What you return must match the data below exactly, minus any pictures.

= Beginning of Section =

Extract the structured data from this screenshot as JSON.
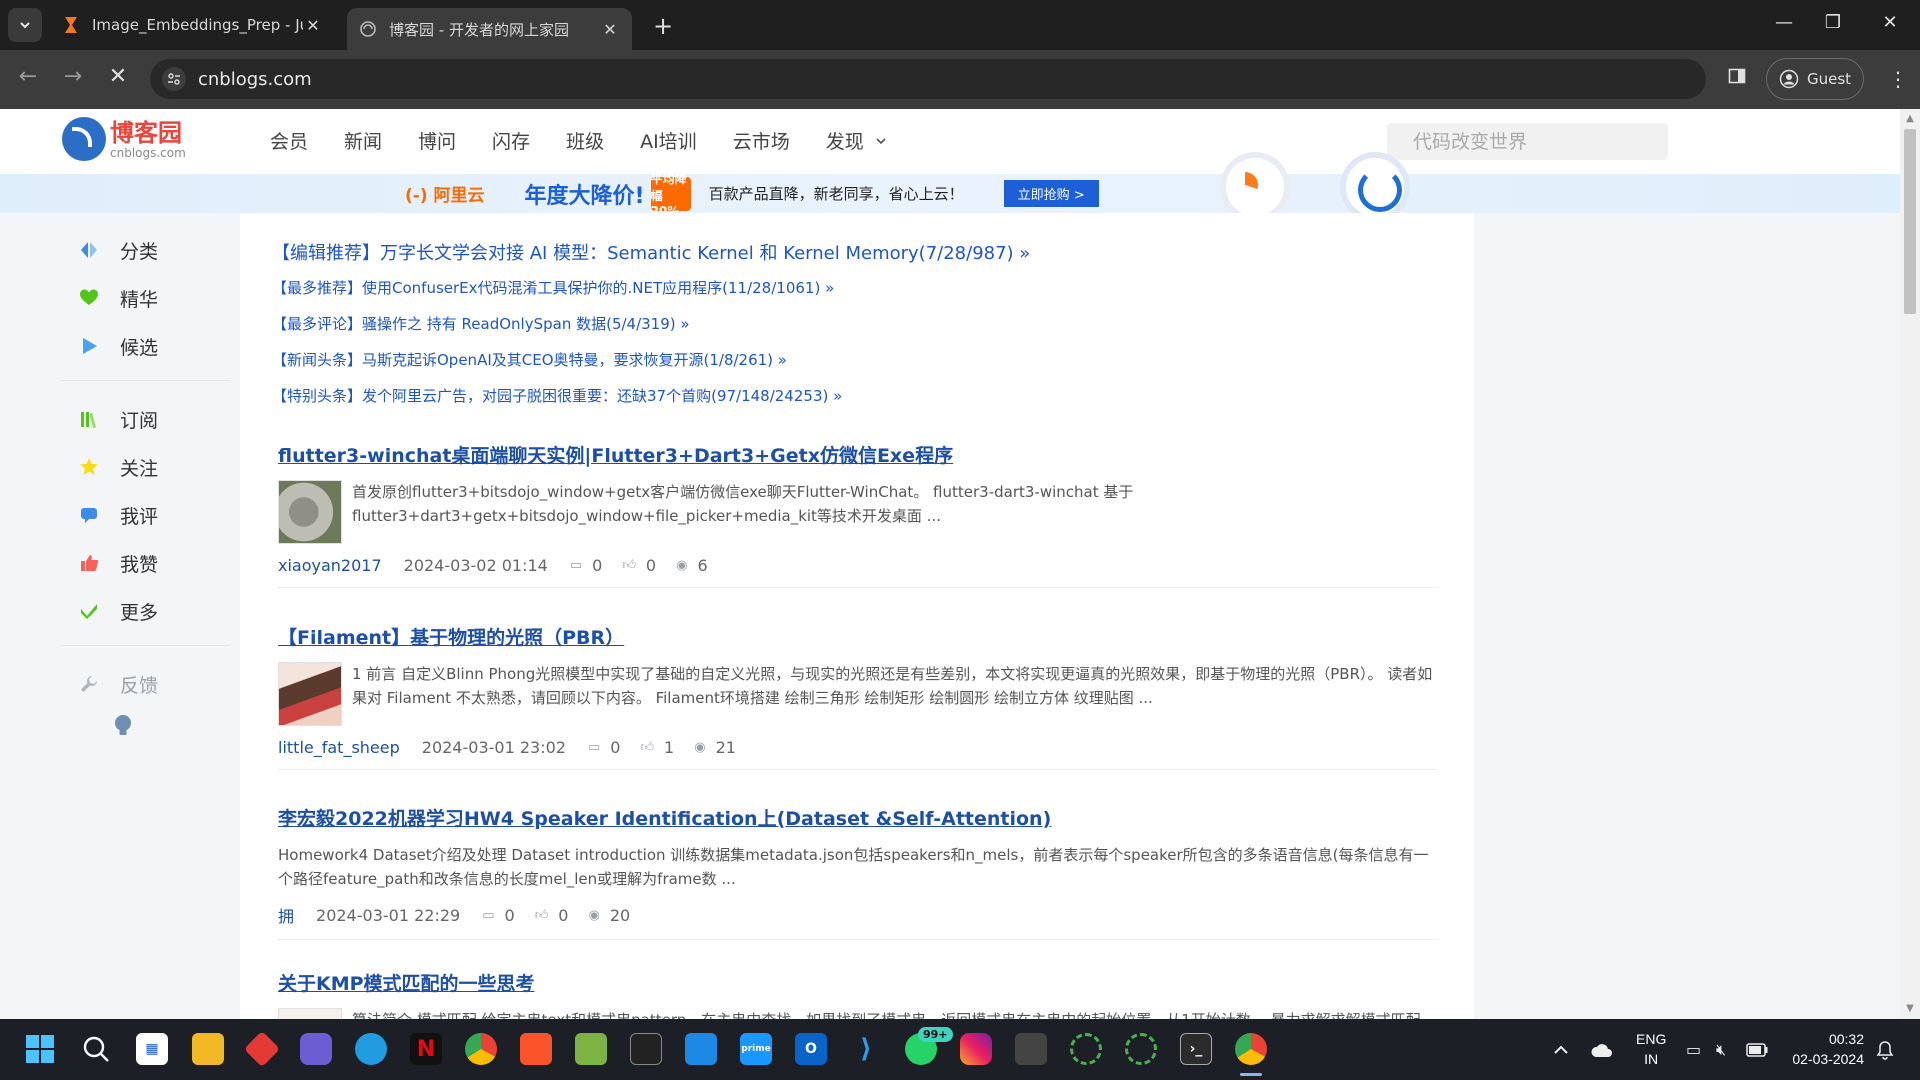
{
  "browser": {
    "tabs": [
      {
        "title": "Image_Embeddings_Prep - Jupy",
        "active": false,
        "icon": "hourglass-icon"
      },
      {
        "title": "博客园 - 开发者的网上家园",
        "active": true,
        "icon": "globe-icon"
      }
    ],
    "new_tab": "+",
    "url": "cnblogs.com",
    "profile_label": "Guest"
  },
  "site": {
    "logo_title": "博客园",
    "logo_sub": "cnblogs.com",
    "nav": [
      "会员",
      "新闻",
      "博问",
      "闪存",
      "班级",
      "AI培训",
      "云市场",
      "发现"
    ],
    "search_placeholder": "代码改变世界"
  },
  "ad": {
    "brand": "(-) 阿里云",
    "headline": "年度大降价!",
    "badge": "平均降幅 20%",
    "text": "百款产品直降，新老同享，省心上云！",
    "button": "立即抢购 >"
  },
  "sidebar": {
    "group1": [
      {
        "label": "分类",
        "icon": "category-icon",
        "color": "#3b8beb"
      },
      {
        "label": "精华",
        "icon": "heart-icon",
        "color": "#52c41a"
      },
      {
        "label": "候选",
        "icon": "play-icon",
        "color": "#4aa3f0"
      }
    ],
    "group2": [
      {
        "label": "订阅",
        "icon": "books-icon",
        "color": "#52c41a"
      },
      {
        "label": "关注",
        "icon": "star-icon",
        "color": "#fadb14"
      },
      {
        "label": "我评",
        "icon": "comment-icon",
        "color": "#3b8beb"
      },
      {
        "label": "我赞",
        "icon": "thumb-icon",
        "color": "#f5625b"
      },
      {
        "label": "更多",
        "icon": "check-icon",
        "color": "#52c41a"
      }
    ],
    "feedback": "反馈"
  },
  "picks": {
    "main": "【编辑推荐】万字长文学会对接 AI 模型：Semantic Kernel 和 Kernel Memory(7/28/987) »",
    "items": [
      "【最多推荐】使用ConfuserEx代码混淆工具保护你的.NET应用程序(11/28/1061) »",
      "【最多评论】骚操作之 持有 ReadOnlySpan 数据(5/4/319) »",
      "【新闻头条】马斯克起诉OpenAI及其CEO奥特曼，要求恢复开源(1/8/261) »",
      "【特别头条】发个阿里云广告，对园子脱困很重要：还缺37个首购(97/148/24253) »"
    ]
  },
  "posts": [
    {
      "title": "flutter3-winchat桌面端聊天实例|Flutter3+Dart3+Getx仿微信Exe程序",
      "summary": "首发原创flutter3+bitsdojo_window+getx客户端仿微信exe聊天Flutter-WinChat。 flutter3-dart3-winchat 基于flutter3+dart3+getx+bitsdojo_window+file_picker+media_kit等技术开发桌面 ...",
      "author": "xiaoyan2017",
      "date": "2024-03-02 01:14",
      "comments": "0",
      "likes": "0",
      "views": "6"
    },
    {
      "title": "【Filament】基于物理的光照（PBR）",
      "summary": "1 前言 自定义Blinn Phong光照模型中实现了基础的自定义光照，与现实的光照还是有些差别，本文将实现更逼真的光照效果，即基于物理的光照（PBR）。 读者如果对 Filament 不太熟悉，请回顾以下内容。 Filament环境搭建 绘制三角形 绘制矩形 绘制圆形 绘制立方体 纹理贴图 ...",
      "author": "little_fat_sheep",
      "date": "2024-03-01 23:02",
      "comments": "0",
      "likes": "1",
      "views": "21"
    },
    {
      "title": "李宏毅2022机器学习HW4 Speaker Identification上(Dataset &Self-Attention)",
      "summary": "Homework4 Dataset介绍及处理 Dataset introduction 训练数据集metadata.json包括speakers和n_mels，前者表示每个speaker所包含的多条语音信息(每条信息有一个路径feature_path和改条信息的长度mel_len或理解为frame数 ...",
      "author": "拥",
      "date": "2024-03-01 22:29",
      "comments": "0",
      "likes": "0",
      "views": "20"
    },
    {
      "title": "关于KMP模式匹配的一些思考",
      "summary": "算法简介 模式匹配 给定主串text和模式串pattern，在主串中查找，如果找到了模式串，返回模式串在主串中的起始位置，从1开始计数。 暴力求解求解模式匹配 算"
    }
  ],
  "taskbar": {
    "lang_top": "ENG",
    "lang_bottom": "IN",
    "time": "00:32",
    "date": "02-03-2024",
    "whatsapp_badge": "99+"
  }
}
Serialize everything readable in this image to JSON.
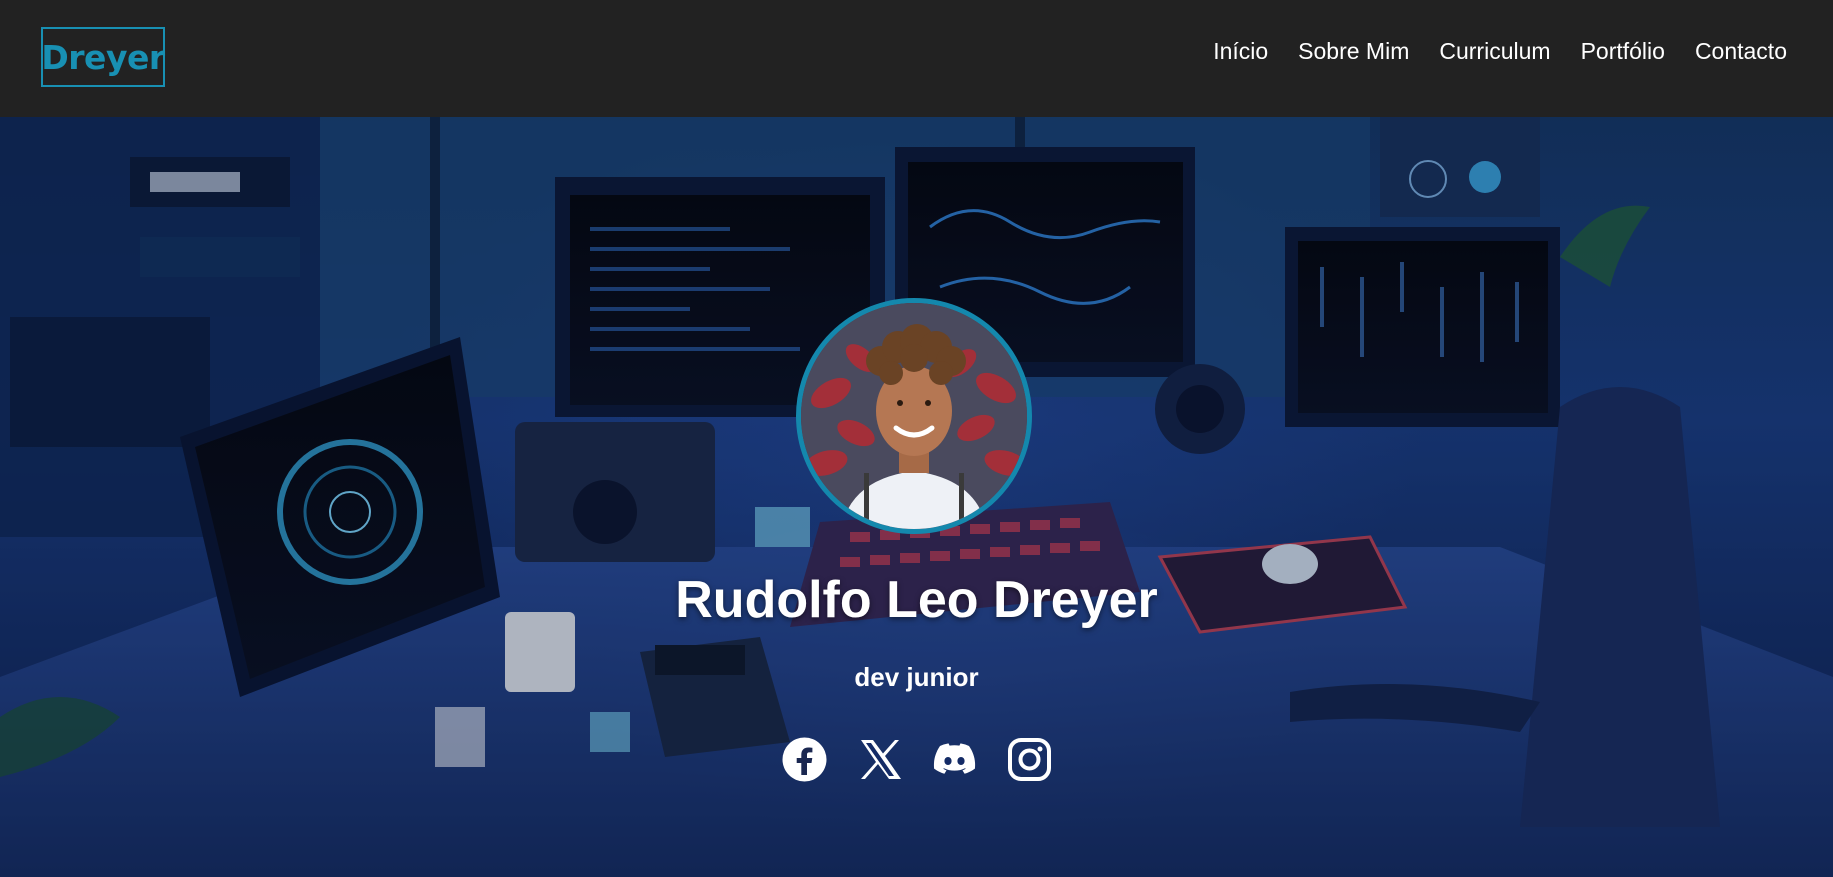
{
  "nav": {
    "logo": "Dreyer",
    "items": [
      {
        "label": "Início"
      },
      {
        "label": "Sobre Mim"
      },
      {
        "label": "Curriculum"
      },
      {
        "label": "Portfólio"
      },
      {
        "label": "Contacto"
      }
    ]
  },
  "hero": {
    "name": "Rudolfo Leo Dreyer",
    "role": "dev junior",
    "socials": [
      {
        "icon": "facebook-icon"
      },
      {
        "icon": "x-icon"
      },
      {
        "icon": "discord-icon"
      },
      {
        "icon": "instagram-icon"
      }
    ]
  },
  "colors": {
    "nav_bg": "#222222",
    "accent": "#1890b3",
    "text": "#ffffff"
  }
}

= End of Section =

* **Expected answer**:
Extract the structured data from this screenshot as JSON.
{
  "browser": {
    "tabs": [
      {
        "title": "Image_Embeddings_Prep - Jupy",
        "active": false,
        "icon": "hourglass-icon"
      },
      {
        "title": "博客园 - 开发者的网上家园",
        "active": true,
        "icon": "globe-icon"
      }
    ],
    "new_tab": "+",
    "url": "cnblogs.com",
    "profile_label": "Guest"
  },
  "site": {
    "logo_title": "博客园",
    "logo_sub": "cnblogs.com",
    "nav": [
      "会员",
      "新闻",
      "博问",
      "闪存",
      "班级",
      "AI培训",
      "云市场",
      "发现"
    ],
    "search_placeholder": "代码改变世界"
  },
  "ad": {
    "brand": "(-) 阿里云",
    "headline": "年度大降价!",
    "badge": "平均降幅 20%",
    "text": "百款产品直降，新老同享，省心上云！",
    "button": "立即抢购 >"
  },
  "sidebar": {
    "group1": [
      {
        "label": "分类",
        "icon": "category-icon",
        "color": "#3b8beb"
      },
      {
        "label": "精华",
        "icon": "heart-icon",
        "color": "#52c41a"
      },
      {
        "label": "候选",
        "icon": "play-icon",
        "color": "#4aa3f0"
      }
    ],
    "group2": [
      {
        "label": "订阅",
        "icon": "books-icon",
        "color": "#52c41a"
      },
      {
        "label": "关注",
        "icon": "star-icon",
        "color": "#fadb14"
      },
      {
        "label": "我评",
        "icon": "comment-icon",
        "color": "#3b8beb"
      },
      {
        "label": "我赞",
        "icon": "thumb-icon",
        "color": "#f5625b"
      },
      {
        "label": "更多",
        "icon": "check-icon",
        "color": "#52c41a"
      }
    ],
    "feedback": "反馈"
  },
  "picks": {
    "main": "【编辑推荐】万字长文学会对接 AI 模型：Semantic Kernel 和 Kernel Memory(7/28/987) »",
    "items": [
      "【最多推荐】使用ConfuserEx代码混淆工具保护你的.NET应用程序(11/28/1061) »",
      "【最多评论】骚操作之 持有 ReadOnlySpan 数据(5/4/319) »",
      "【新闻头条】马斯克起诉OpenAI及其CEO奥特曼，要求恢复开源(1/8/261) »",
      "【特别头条】发个阿里云广告，对园子脱困很重要：还缺37个首购(97/148/24253) »"
    ]
  },
  "posts": [
    {
      "title": "flutter3-winchat桌面端聊天实例|Flutter3+Dart3+Getx仿微信Exe程序",
      "summary": "首发原创flutter3+bitsdojo_window+getx客户端仿微信exe聊天Flutter-WinChat。 flutter3-dart3-winchat 基于flutter3+dart3+getx+bitsdojo_window+file_picker+media_kit等技术开发桌面 ...",
      "author": "xiaoyan2017",
      "date": "2024-03-02 01:14",
      "comments": "0",
      "likes": "0",
      "views": "6"
    },
    {
      "title": "【Filament】基于物理的光照（PBR）",
      "summary": "1 前言 自定义Blinn Phong光照模型中实现了基础的自定义光照，与现实的光照还是有些差别，本文将实现更逼真的光照效果，即基于物理的光照（PBR）。 读者如果对 Filament 不太熟悉，请回顾以下内容。 Filament环境搭建 绘制三角形 绘制矩形 绘制圆形 绘制立方体 纹理贴图 ...",
      "author": "little_fat_sheep",
      "date": "2024-03-01 23:02",
      "comments": "0",
      "likes": "1",
      "views": "21"
    },
    {
      "title": "李宏毅2022机器学习HW4 Speaker Identification上(Dataset &Self-Attention)",
      "summary": "Homework4 Dataset介绍及处理 Dataset introduction 训练数据集metadata.json包括speakers和n_mels，前者表示每个speaker所包含的多条语音信息(每条信息有一个路径feature_path和改条信息的长度mel_len或理解为frame数 ...",
      "author": "拥",
      "date": "2024-03-01 22:29",
      "comments": "0",
      "likes": "0",
      "views": "20"
    },
    {
      "title": "关于KMP模式匹配的一些思考",
      "summary": "算法简介 模式匹配 给定主串text和模式串pattern，在主串中查找，如果找到了模式串，返回模式串在主串中的起始位置，从1开始计数。 暴力求解求解模式匹配 算"
    }
  ],
  "taskbar": {
    "lang_top": "ENG",
    "lang_bottom": "IN",
    "time": "00:32",
    "date": "02-03-2024",
    "whatsapp_badge": "99+"
  }
}
Serialize everything readable in this image to JSON.
{
  "nav": {
    "logo": "Dreyer",
    "items": [
      {
        "label": "Início"
      },
      {
        "label": "Sobre Mim"
      },
      {
        "label": "Curriculum"
      },
      {
        "label": "Portfólio"
      },
      {
        "label": "Contacto"
      }
    ]
  },
  "hero": {
    "name": "Rudolfo Leo Dreyer",
    "role": "dev junior",
    "socials": [
      {
        "icon": "facebook-icon"
      },
      {
        "icon": "x-icon"
      },
      {
        "icon": "discord-icon"
      },
      {
        "icon": "instagram-icon"
      }
    ]
  },
  "colors": {
    "nav_bg": "#222222",
    "accent": "#1890b3",
    "text": "#ffffff"
  }
}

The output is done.